Work request: Return each line of the records below in which the string "JSON" turns up.

======== Provided material

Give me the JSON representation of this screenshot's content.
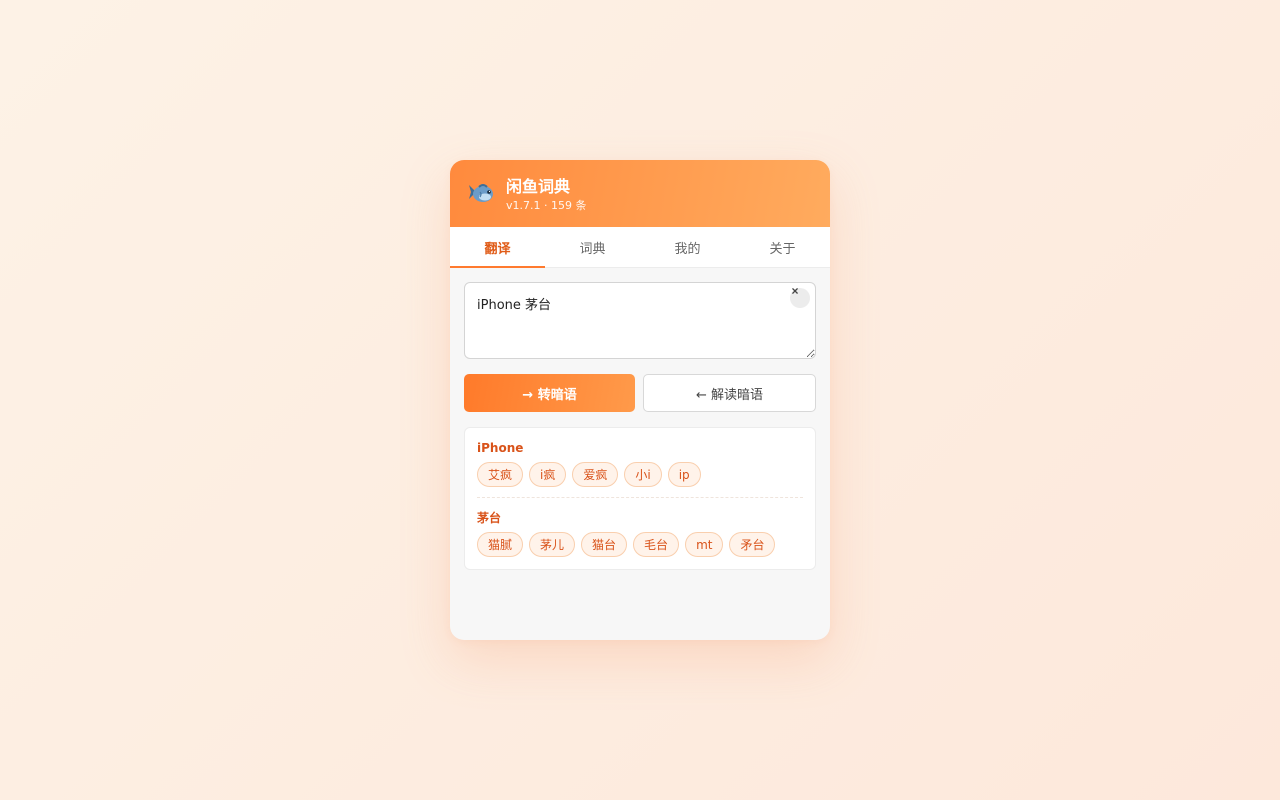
{
  "header": {
    "logo_icon": "fish-icon",
    "title": "闲鱼词典",
    "meta": "v1.7.1 · 159 条"
  },
  "tabs": [
    {
      "label": "翻译",
      "active": true
    },
    {
      "label": "词典",
      "active": false
    },
    {
      "label": "我的",
      "active": false
    },
    {
      "label": "关于",
      "active": false
    }
  ],
  "input": {
    "value": "iPhone 茅台",
    "clear_label": "×"
  },
  "actions": {
    "encode_label": "→ 转暗语",
    "decode_label": "← 解读暗语"
  },
  "results": [
    {
      "word": "iPhone",
      "slangs": [
        "艾疯",
        "i疯",
        "爱疯",
        "小i",
        "ip"
      ]
    },
    {
      "word": "茅台",
      "slangs": [
        "猫腻",
        "茅儿",
        "猫台",
        "毛台",
        "mt",
        "矛台"
      ]
    }
  ],
  "colors": {
    "accent": "#ff7a2e",
    "accent_text": "#d9531a",
    "chip_bg": "#fff3ea",
    "chip_border": "#f9cfae"
  }
}
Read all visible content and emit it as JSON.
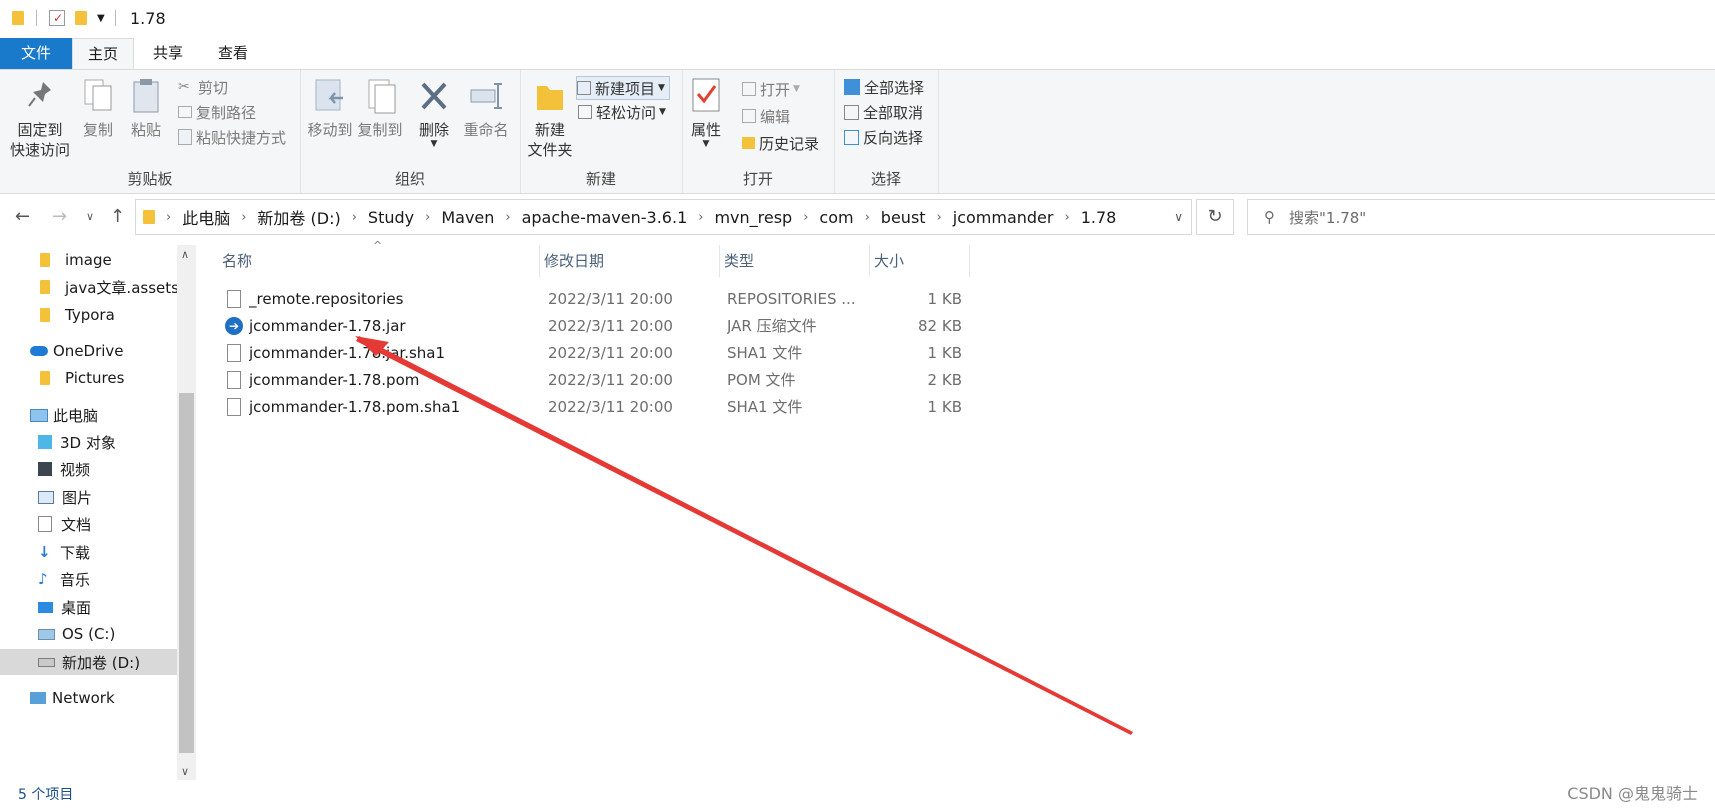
{
  "window": {
    "title": "1.78"
  },
  "tabs": {
    "file": "文件",
    "home": "主页",
    "share": "共享",
    "view": "查看"
  },
  "ribbon": {
    "clipboard": {
      "label": "剪贴板",
      "pin_line1": "固定到",
      "pin_line2": "快速访问",
      "copy": "复制",
      "paste": "粘贴",
      "cut": "剪切",
      "copy_path": "复制路径",
      "paste_shortcut": "粘贴快捷方式"
    },
    "organize": {
      "label": "组织",
      "move_to": "移动到",
      "copy_to": "复制到",
      "delete": "删除",
      "rename": "重命名"
    },
    "new": {
      "label": "新建",
      "new_folder_line1": "新建",
      "new_folder_line2": "文件夹",
      "new_item": "新建项目",
      "easy_access": "轻松访问"
    },
    "open": {
      "label": "打开",
      "properties": "属性",
      "open": "打开",
      "edit": "编辑",
      "history": "历史记录"
    },
    "select": {
      "label": "选择",
      "select_all": "全部选择",
      "select_none": "全部取消",
      "invert": "反向选择"
    }
  },
  "address": {
    "crumbs": [
      "此电脑",
      "新加卷 (D:)",
      "Study",
      "Maven",
      "apache-maven-3.6.1",
      "mvn_resp",
      "com",
      "beust",
      "jcommander",
      "1.78"
    ],
    "search_placeholder": "搜索\"1.78\""
  },
  "sidebar": {
    "items": [
      "image",
      "java文章.assets",
      "Typora",
      "OneDrive",
      "Pictures",
      "此电脑",
      "3D 对象",
      "视频",
      "图片",
      "文档",
      "下载",
      "音乐",
      "桌面",
      "OS (C:)",
      "新加卷 (D:)",
      "Network"
    ]
  },
  "list": {
    "columns": [
      "名称",
      "修改日期",
      "类型",
      "大小"
    ],
    "rows": [
      {
        "name": "_remote.repositories",
        "date": "2022/3/11 20:00",
        "type": "REPOSITORIES ...",
        "size": "1 KB",
        "icon": "file-icon"
      },
      {
        "name": "jcommander-1.78.jar",
        "date": "2022/3/11 20:00",
        "type": "JAR 压缩文件",
        "size": "82 KB",
        "icon": "jar-icon"
      },
      {
        "name": "jcommander-1.78.jar.sha1",
        "date": "2022/3/11 20:00",
        "type": "SHA1 文件",
        "size": "1 KB",
        "icon": "file-icon"
      },
      {
        "name": "jcommander-1.78.pom",
        "date": "2022/3/11 20:00",
        "type": "POM 文件",
        "size": "2 KB",
        "icon": "file-icon"
      },
      {
        "name": "jcommander-1.78.pom.sha1",
        "date": "2022/3/11 20:00",
        "type": "SHA1 文件",
        "size": "1 KB",
        "icon": "file-icon"
      }
    ]
  },
  "status": {
    "count": "5 个项目"
  },
  "watermark": "CSDN @鬼鬼骑士",
  "colors": {
    "accent": "#1979ca",
    "annotation_arrow": "#e53935"
  }
}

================

Answer:
Give me the JSON representation of this screenshot's content.
Read all visible content and emit it as JSON.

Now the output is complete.